Unfortunately, many pro statin studies have been funded by drug companies, studies that showed positive results. But these results could not be repeated by independent researchers. And 900 studies show adverse side-effects for statin drugs, including muscle problems, sexual dysfunction, cognitive impairment and cataracts.
If you’re taking statins, talk to your doctor about your concerns. Respectfully ask her or him why they think you should be taking statins. Ask if they can refer you to any studies that show positive results for people like you.
Most importantly, open your eyes wide and take responsibility for learning how to maintain a healthy heart. A few suggestions: 1) Learn how to lower your stress levels and flush out stress hormones from your blood and tissues; 2) Exercise your heart muscle 4-5 times a week by walking or working out at the gym; 3) improve your heart rate function by breathing deeply when you feel stressed; 4) Eat mindfully and stay away from too much sugar and refined carbohydrates and 5) read reliable Internet research on heart health.
Dr. Jim Manganiello is a clinical psychologist and diplomate-level medical psychotherapist based in Groveland and West Boxford. He is also an author and teacher focusing on stress, personal growth, meditation and “inner fitness.” His book “Unshakable Certainty” is available on Amazon.

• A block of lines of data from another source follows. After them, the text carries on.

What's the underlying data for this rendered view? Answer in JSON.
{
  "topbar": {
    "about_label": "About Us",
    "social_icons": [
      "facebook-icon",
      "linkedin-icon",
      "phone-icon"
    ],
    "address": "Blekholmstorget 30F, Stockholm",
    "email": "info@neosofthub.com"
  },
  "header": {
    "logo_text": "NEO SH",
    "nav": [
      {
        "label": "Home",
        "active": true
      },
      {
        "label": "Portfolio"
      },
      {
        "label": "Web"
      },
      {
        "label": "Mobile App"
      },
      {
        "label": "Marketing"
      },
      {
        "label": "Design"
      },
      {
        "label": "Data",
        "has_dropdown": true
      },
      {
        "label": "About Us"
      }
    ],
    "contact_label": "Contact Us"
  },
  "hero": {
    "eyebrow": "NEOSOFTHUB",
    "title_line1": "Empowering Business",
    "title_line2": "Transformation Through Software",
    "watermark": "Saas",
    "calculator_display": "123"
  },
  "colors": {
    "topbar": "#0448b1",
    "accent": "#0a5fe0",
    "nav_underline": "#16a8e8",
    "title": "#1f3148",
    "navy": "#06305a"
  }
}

Email him at firstname.lastname@example.org or visit www.drjimmanganiello.com.